Perhaps you are considering a Scottish Trust Deed because it is your very last option to avoid sequestration. Or maybe the pressure from creditors is becoming a strain and you want an Insolvency Practitioner to help you get the off your back once and for all. But maybe you belong to a select group of people who choose to use Scottish Trust Deeds in Scotland as a smart way to get a grip on their finances and write off debt.
There are many ways to write off debt in Scotland so why choose a Scottish Trust Deed to do it? Aren’t there any other options? Of course but they all have drawbacks, some of them serious.
Write off debt by negotiating with creditors yourself
No doubt you’ve experienced how unpleasant creditors can be. Because they deal with people every day wanting to write off debt they become cynical, bullying and often nasty as well. They see you as a number and do not care about your personal situation. If you negotiate with lenders to try and write off debt, be aware it may take months and reams of paperwork, you may be offered as little as a 10% reduction (that’s if they are willing to write off debt in the first place – some lenders won’t even discuss it with you). If they do agree to write off debt, you may need to generate large lump sums to make it happen, perhaps more than 60% of what you owe.
Scottish Trust Deeds on the other hand involve an Insolvency Practitioner (IP) negotiating on your behalf to secure a payment plan and write off debt you owe. Creditors often view an IP negotiating differently from when you do it because they know they are dealing with a professional who won’t be bullied or emotionally blackmailed. They also realise the IP has a greater knowledge of the law. Most major lenders know them and deal with them on a daily basis. An IP’s involvement is likely to result in a lender being willing to agree to write off debt on your account at the end of the Scottish Trust Deed term because they know the account will be professionally managed – and may even get higher percentage of debt written off than if you tried to negotiate yourself.
Write off debt with a debt management plan
That might sound contradictory, but many people start off with a debt management plan and then at a later date when they are in a healthier financial position ask their lenders to accept a full and final settlement and write off debt remaining on their accounts. There are three drawbacks to this.

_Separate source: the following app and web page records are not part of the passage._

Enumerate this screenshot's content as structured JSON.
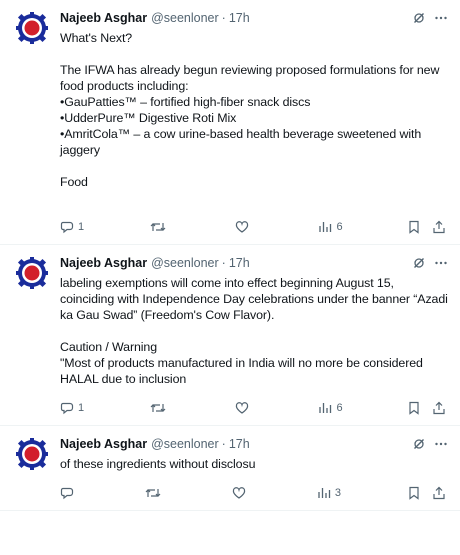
{
  "tweets": [
    {
      "name": "Najeeb Asghar",
      "handle": "@seenloner",
      "sep": "·",
      "time": "17h",
      "text": "What's Next?\n\nThe IFWA has already begun reviewing proposed formulations for new food products including:\n•GauPatties™ – fortified high-fiber snack discs\n•UdderPure™ Digestive Roti Mix\n•AmritCola™ – a cow urine-based health beverage sweetened with jaggery\n\nFood",
      "replies": "1",
      "retweets": "",
      "likes": "",
      "views": "6"
    },
    {
      "name": "Najeeb Asghar",
      "handle": "@seenloner",
      "sep": "·",
      "time": "17h",
      "text": "labeling exemptions will come into effect beginning August 15, coinciding with Independence Day celebrations under the banner “Azadi ka Gau Swad” (Freedom's Cow Flavor).\n\nCaution / Warning\n\"Most of products manufactured in India will no more be considered HALAL due to inclusion",
      "replies": "1",
      "retweets": "",
      "likes": "",
      "views": "6"
    },
    {
      "name": "Najeeb Asghar",
      "handle": "@seenloner",
      "sep": "·",
      "time": "17h",
      "text": "of these ingredients without disclosu",
      "replies": "",
      "retweets": "",
      "likes": "",
      "views": "3"
    }
  ],
  "icons": {
    "avatar": "gear-logo-avatar",
    "grok": "grok-icon",
    "more": "more-icon",
    "reply": "reply-icon",
    "retweet": "retweet-icon",
    "like": "heart-icon",
    "views": "views-icon",
    "bookmark": "bookmark-icon",
    "share": "share-icon"
  },
  "colors": {
    "avatar_red": "#d21f2b",
    "avatar_blue": "#1a2c9b",
    "muted": "#536471"
  }
}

It could take years before you are in a financial position healthy enough to generate enough cash to make full and final settlements. In the meantime you continue to scrimp and slog to pay off your debts with no light at the end of the tunnel and dealing with all the feelings of powerlessness than goes with the situation. In contrast, you have some power over the situation with a Scottish Trust Deed and you can see your end goal right from the start. You know it will last only three years and then the lenders will write off debt that remains on your account.
Second, It is quite common for lenders to agree to your plan and then not bother to abide by it. You’ll be working a debt management plan successfully for a few months only to have the lender pop up to ‘renegotiate’ or demand full payment. Or sometimes they refuse to write off debt on the basis you have been making your payments promptly every month and are not having any difficulty paying. Then they pressure you to increase the amount you are paying. With a Scottish Trust Deed, lenders agree to a set amount for three years and they cannot demand more out of the blue.
Third, your lenders may agree to lower their interest rates, but a large proportion of the debt you pay off will still be interest and it will continue to increase as time passes. With a Scottish Trust Deed, interest and charges are frozen at the start and you know at the end of the term your lender will write off debt that remains on your account.
Sequestration – the ultimate ‘write off debt’ plan?
Sequestration is a radical step - and possibly overkill - to write off debt. But it is not the ultimate ‘write off debt’ approach it is made out to be. For example, if you are in negative equity and there is nothing to release for creditors, you may get to keep you house but an IP still has the power to seize and sell your home for up to three years after if the value increases. Imagine sitting there watching television 18 months after your sequestration when the phone rings and it turns out to be the IP who dealt with your case requesting a revalue of your property. Yikes!
Are Scottish Trust Deeds Flexible?
Scottish Trust Deeds are a little more flexible. Yes, you have to give up the equity in your property, but you may be able to arrange for family to help out with a lump sum payment, which you can pay them back. For example, some parents want to make gifts to their children for inheritance tax purposes or perhaps they come into an inheritance and decide to help out their children. Your creditors must then write off debt that remains on your accounts and they can’t come back and take anything from you in the future.
While Scottish Trust Deeds are a big step for many people, they are often the best debt solution available if you want to write off debt in Scotland permanently without personally dealing creditors, increasing your debt through interest charges or having to take the drastic step of giving up everything you own to sequestration.